From time to time I’ve pointed out to people that scrubbed stone and white walls are a modern fashion in churches. Mediaeval buildings would have been highly painted and gaudy, I continue. Although the bowl of the font is scrubbed clean, look in the shadows underneath and you will see the remnants of the mediaeval paint. That is as far as I went - they appeared to be just random smears as far as I’d noticed in ten years.
On Friday the person who advises the Diocesan Advisory Committee for the Care of Churches about paint came to see the state of the decoration in the church for us. In passing, I mentioned the stem of the font. ‘You ought to take some digital photos, and see what you can see,’ he suggested.

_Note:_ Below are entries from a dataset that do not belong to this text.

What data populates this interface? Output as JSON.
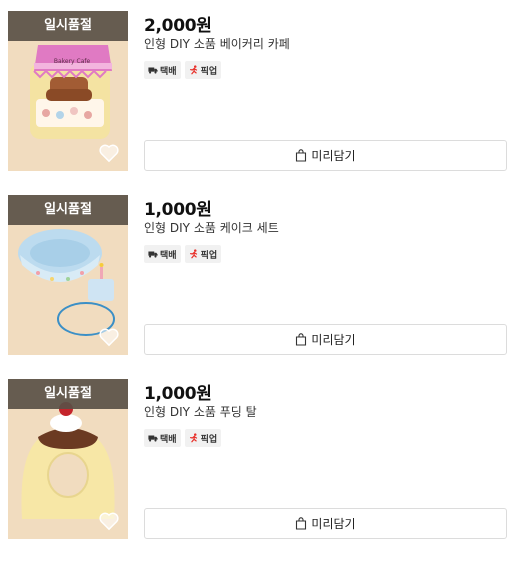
{
  "items": [
    {
      "price": "2,000원",
      "name": "인형 DIY 소품 베이커리 카페",
      "soldout": "일시품절",
      "badge_delivery": "택배",
      "badge_pickup": "픽업",
      "cart": "미리담기",
      "icon": "bakery-cafe-box"
    },
    {
      "price": "1,000원",
      "name": "인형 DIY 소품 케이크 세트",
      "soldout": "일시품절",
      "badge_delivery": "택배",
      "badge_pickup": "픽업",
      "cart": "미리담기",
      "icon": "cake-hat"
    },
    {
      "price": "1,000원",
      "name": "인형 DIY 소품 푸딩 탈",
      "soldout": "일시품절",
      "badge_delivery": "택배",
      "badge_pickup": "픽업",
      "cart": "미리담기",
      "icon": "pudding-mask"
    }
  ],
  "colors": {
    "soldout_bg": "#5a5046",
    "thumb_bg": "#f2dcc0",
    "pickup_icon": "#e8302a"
  }
}
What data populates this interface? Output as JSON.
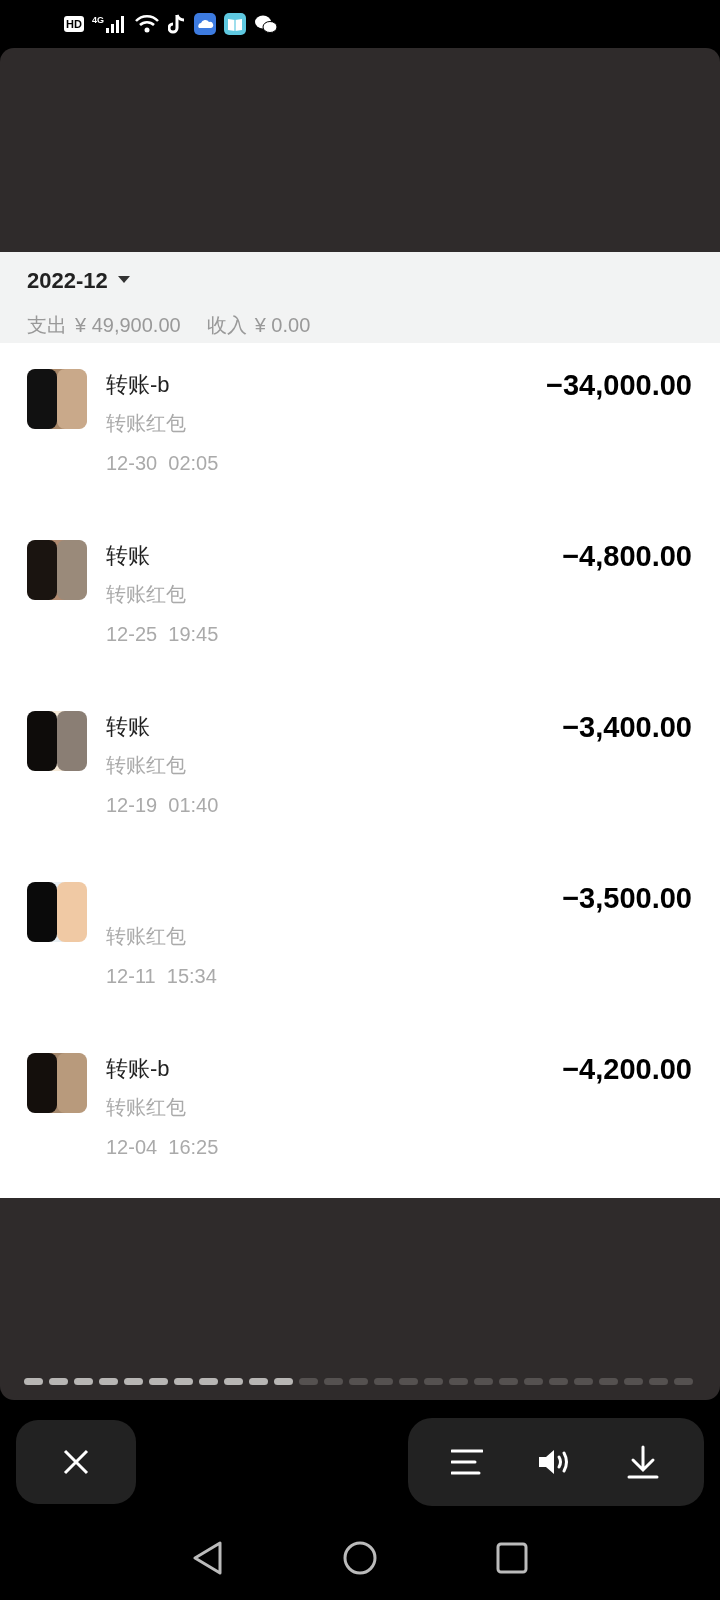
{
  "status_bar": {
    "hd": "HD",
    "network": "4G"
  },
  "month": {
    "label": "2022-12"
  },
  "summary": {
    "expense_label": "支出",
    "expense": "¥ 49,900.00",
    "income_label": "收入",
    "income": "¥ 0.00"
  },
  "transactions": [
    {
      "title": "转账-b",
      "subtitle": "转账红包",
      "time": "12-30  02:05",
      "amount": "−34,000.00"
    },
    {
      "title": "转账",
      "subtitle": "转账红包",
      "time": "12-25  19:45",
      "amount": "−4,800.00"
    },
    {
      "title": "转账",
      "subtitle": "转账红包",
      "time": "12-19  01:40",
      "amount": "−3,400.00"
    },
    {
      "subtitle": "转账红包",
      "time": "12-11  15:34",
      "amount": "−3,500.00"
    },
    {
      "title": "转账-b",
      "subtitle": "转账红包",
      "time": "12-04  16:25",
      "amount": "−4,200.00"
    }
  ],
  "story_progress": [
    {
      "viewed": true
    },
    {
      "viewed": true
    },
    {
      "viewed": true
    },
    {
      "viewed": true
    },
    {
      "viewed": true
    },
    {
      "viewed": true
    },
    {
      "viewed": true
    },
    {
      "viewed": true
    },
    {
      "viewed": true
    },
    {
      "viewed": true
    },
    {
      "viewed": true
    },
    {
      "viewed": false
    },
    {
      "viewed": false
    },
    {
      "viewed": false
    },
    {
      "viewed": false
    },
    {
      "viewed": false
    },
    {
      "viewed": false
    },
    {
      "viewed": false
    },
    {
      "viewed": false
    },
    {
      "viewed": false
    },
    {
      "viewed": false
    },
    {
      "viewed": false
    },
    {
      "viewed": false
    },
    {
      "viewed": false
    },
    {
      "viewed": false
    },
    {
      "viewed": false
    },
    {
      "viewed": false
    }
  ]
}
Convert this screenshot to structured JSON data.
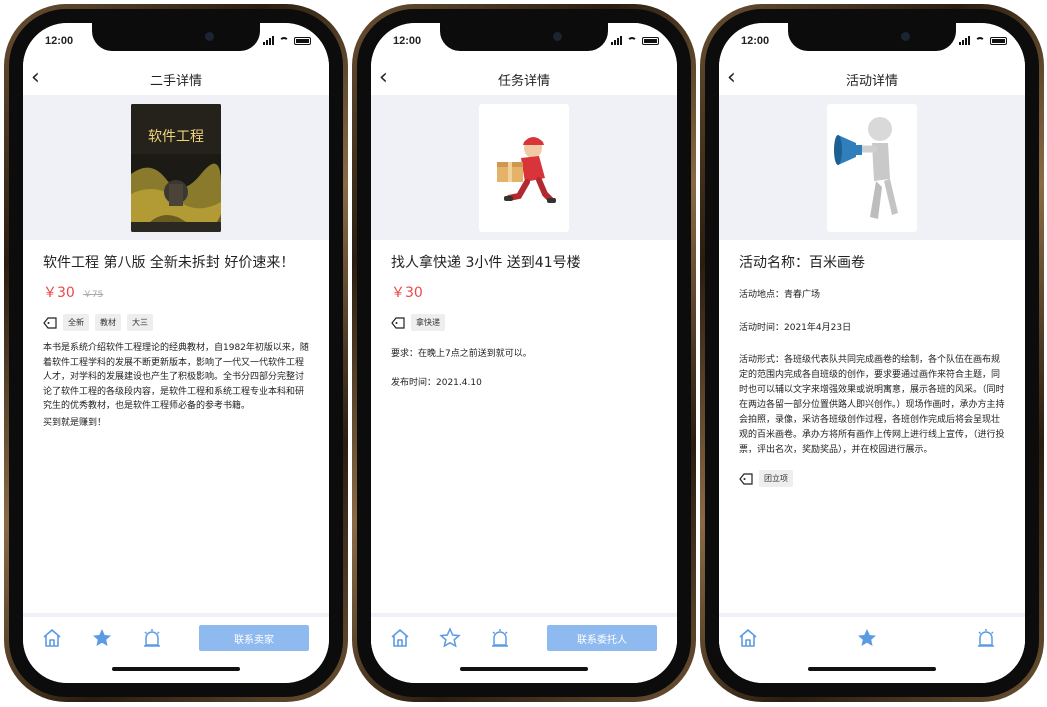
{
  "phones": [
    {
      "status_time": "12:00",
      "nav_title": "二手详情",
      "headline": "软件工程 第八版 全新未拆封 好价速来！",
      "price": "￥30",
      "old_price": "￥75",
      "tags": [
        "全新",
        "教材",
        "大三"
      ],
      "description": [
        "本书是系统介绍软件工程理论的经典教材，自1982年初版以来，随着软件工程学科的发展不断更新版本，影响了一代又一代软件工程人才，对学科的发展建设也产生了积极影响。全书分四部分完整讨论了软件工程的各级段内容，是软件工程和系统工程专业本科和研究生的优秀教材，也是软件工程师必备的参考书籍。",
        "买到就是赚到！"
      ],
      "book_cover_title": "软件工程",
      "cta_label": "联系卖家"
    },
    {
      "status_time": "12:00",
      "nav_title": "任务详情",
      "headline": "找人拿快递 3小件 送到41号楼",
      "price": "￥30",
      "tags": [
        "拿快递"
      ],
      "requirement": "要求：在晚上7点之前送到就可以。",
      "publish_time": "发布时间：2021.4.10",
      "cta_label": "联系委托人"
    },
    {
      "status_time": "12:00",
      "nav_title": "活动详情",
      "headline": "活动名称：百米画卷",
      "location": "活动地点：青春广场",
      "time": "活动时间：2021年4月23日",
      "form": "活动形式：各班级代表队共同完成画卷的绘制，各个队伍在画布规定的范围内完成各自班级的创作，要求要通过画作来符合主题，同时也可以辅以文字来增强效果或说明寓意，展示各班的风采。（同时在两边各留一部分位置供路人即兴创作。）现场作画时，承办方主持会拍照，录像，采访各班级创作过程，各班创作完成后将会呈现壮观的百米画卷。承办方将所有画作上传网上进行线上宣传，（进行投票，评出名次，奖励奖品），并在校园进行展示。",
      "tags": [
        "团立项"
      ]
    }
  ],
  "colors": {
    "accent": "#8fbaf0",
    "icon_blue": "#5b9be3",
    "price_red": "#e84a4a",
    "page_bg": "#f0f1f6"
  },
  "icons": [
    "back-chevron-icon",
    "home-icon",
    "star-icon",
    "alarm-icon",
    "tag-icon",
    "signal-icon",
    "wifi-icon",
    "battery-icon"
  ]
}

So I took a lamp and had a first go yesterday. Across the top half of this particular face quite a lot of detail remains, although clearly the bottom half has had most of the paint rubbed away. But no amount of playing about with the digital contrast and colour shades seems to make anything clearer. Of course, it would help if I’d taken a better photograph.
On the right a fifth of the way down I can convince myself there is a face like that of the Lord. If so, I thought at first, is it the banner of the resurrection he holds in his left hand (on the right edge), in which case he is stepping out of his tomb? Or perhaps he is John the Baptist and this is - appropriately for a font - the Baptism of the Lord? Or (it seems to me more likely now) are there enough things like palm branches to the left to indicate he is riding into Jerusalem, in which case it might be an ear of the donkey middle outlined left? Or am I so desperate to convince myself I can see something that I’m ‘reading’ far too much into what I can’t really see?